Slate has done a remarkable job and their Virtual Bus Compressors lived up to the expectations build around it. This is definitely a milestone in plugin technology and the team led by Fabrice Gabriel backed up the big claims with impressive results. I won’t dwell into the hardware x plugin debate, so I’ll just say these are great sounding compressors - regardless if they’re digital or analog.
We all know that the “analog X digital” debate hasn't lost any steam and it doesn't seem like it ever will, but there’s a growing consensus around the fact that things are getting close - very close to the point that even the most educated and experienced ears will sometimes fail to perceive the differences. If people are still doing ABXs and double-blinds and all other forms of testing it means that the differences are now more subtle than ever - Slate Digital might even say they closed that gap, throwing gasoline in the fire and the debate might be now more fueled than ever. Does that means that plugins have won and you should go out now sell your hardware? Absolutely no, for a good number of reasons that don’t belong in this review and we don’t need to remind everyone how good analog is: the sound and workflow associated with analog has been proven over decades to be consistently great at achieving superb sonic results. No software will ever kill that, but they bring their own goods to the table as everyone already knows - and software can also be great sounding as the VBC and many others pieces of code can prove.
On a closing note, I’d like to put what the VBC means into perspective - the perspective of the contemporary producers and mixers. Many of us aren't exactly working under conditions where a two-thousand dollars (or more) bus compressor is readily available, let alone three specially-tweaked versions of those things. For these guys the VBC means having superb sounding compressors for two hundred bucks. It’s dead simple. For perspective’s sake I’ll remind everyone that it’s not only the VBC as there are many plugins out there that are able to deliver a remarkable sound for a very little money. There’s no excuse to sound bad.
- Sound Quality - 10/10: Gorgeous sounding compressors. Easily among the best plugins created until this day.
- Features - 9/10: For bus compressors they’re very nicely featured, but they don’t take full advantage of the possibilities that the virtual land has to offer.
- Ease of use - 9/10: Very nice interfaces, but the noise (especially on the MU) might get out of hand if you’re not very careful.
- Compatibility and stability - 9/10: Very stable and surprisingly light on the CPU, but updates could be released in a more timely manner. AAX took a bit long to arrive, but Slate kept in touch with the community so users weren’t left in the dark.
- Documentation and support - 8/10: Good documentation with some background history and useful tips. Their support is also OK, a bit slow on ticket response so it might be faster if you go through Gearslutz.
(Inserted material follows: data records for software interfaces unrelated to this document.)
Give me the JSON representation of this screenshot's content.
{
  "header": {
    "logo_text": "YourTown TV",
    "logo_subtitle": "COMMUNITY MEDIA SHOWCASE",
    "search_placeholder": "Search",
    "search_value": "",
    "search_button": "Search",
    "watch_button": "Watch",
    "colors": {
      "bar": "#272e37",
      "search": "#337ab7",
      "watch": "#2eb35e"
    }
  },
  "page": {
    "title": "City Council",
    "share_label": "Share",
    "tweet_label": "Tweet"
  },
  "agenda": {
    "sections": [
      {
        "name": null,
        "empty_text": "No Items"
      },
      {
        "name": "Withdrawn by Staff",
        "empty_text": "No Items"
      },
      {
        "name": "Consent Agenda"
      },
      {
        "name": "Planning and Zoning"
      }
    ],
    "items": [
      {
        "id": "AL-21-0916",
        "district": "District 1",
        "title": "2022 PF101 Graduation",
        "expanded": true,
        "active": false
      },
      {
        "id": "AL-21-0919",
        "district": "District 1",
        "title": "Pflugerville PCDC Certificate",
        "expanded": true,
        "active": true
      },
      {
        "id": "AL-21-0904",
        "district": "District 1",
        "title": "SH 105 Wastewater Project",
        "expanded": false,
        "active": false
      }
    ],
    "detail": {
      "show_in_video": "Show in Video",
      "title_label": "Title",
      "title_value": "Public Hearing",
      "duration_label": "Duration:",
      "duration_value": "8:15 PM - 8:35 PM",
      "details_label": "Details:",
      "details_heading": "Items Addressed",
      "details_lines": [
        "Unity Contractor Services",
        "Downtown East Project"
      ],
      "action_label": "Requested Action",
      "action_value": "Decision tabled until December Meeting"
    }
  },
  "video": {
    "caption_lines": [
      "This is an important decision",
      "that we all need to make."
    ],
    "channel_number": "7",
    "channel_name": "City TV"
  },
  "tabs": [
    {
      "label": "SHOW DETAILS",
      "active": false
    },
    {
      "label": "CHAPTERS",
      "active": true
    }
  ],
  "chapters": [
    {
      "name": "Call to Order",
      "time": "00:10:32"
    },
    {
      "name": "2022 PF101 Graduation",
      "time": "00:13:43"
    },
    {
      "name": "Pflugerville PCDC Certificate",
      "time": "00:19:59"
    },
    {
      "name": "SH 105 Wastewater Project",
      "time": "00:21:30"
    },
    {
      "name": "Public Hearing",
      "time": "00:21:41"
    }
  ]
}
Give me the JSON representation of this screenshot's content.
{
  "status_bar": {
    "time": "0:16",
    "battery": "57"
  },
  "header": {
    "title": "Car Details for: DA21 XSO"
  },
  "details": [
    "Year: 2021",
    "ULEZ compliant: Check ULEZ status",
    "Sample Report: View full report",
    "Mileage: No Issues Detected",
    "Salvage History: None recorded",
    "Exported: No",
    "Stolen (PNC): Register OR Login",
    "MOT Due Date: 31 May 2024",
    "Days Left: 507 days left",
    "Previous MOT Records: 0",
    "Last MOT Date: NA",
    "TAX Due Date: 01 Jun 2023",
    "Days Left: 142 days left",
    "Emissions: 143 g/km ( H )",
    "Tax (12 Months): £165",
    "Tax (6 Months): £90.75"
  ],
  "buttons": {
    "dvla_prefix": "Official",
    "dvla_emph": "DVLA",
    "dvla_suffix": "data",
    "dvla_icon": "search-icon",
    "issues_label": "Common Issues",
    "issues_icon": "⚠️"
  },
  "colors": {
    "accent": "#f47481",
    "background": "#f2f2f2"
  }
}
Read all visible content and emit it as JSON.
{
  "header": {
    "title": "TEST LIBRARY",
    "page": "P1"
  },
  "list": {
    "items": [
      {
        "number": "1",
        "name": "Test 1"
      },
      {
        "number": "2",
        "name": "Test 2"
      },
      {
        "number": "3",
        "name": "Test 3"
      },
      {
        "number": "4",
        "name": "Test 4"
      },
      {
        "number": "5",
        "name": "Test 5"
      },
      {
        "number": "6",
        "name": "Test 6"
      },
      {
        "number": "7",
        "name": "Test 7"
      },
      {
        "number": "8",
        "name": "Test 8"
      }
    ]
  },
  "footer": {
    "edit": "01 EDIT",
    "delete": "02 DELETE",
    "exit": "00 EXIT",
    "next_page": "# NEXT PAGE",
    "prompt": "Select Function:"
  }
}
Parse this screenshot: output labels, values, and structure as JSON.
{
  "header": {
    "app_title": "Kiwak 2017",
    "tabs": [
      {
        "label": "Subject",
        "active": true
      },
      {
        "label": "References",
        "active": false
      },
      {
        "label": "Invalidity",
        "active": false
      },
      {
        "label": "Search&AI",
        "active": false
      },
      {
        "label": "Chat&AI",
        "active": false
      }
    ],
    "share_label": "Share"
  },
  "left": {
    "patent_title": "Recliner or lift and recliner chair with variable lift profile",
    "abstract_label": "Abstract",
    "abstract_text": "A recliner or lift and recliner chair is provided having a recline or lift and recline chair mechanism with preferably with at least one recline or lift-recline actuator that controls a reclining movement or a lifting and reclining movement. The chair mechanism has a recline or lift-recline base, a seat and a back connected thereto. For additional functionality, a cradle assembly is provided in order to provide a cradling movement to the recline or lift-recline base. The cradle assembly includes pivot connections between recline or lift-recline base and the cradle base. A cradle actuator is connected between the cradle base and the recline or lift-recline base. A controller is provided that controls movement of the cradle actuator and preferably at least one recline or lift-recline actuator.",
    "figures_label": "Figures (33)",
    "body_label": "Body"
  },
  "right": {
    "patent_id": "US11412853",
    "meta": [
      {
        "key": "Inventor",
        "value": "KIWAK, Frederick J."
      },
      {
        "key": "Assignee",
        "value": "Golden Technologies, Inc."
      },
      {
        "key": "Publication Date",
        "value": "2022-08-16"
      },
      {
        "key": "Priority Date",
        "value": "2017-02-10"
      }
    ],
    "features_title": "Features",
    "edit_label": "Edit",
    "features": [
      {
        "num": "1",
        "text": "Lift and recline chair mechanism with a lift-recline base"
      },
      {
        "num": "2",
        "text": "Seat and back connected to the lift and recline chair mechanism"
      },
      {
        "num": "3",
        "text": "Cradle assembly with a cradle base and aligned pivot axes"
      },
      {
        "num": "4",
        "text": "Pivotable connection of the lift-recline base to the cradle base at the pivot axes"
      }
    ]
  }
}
- Bang for buck - 10/10: Besides superb bus compressors, they’re also great all-around track compressors and can be used on many situations.
- Magnificent sounding and relatively versatile.
- Very easy to use and hard to sound bad.
- Light on system resources.
- No mono versions and noise can’t be turned off. Even though it’s part of the modelling, in 2014 it needs to be a choice.*
- Side-chain filter only goes up to 150 Hz (Red/Grey) and 200 Hz (MU).
- The character and attitude might be too much for some, even with the mix knob.
*Promised by Slate Audio to be introduced in a feature update.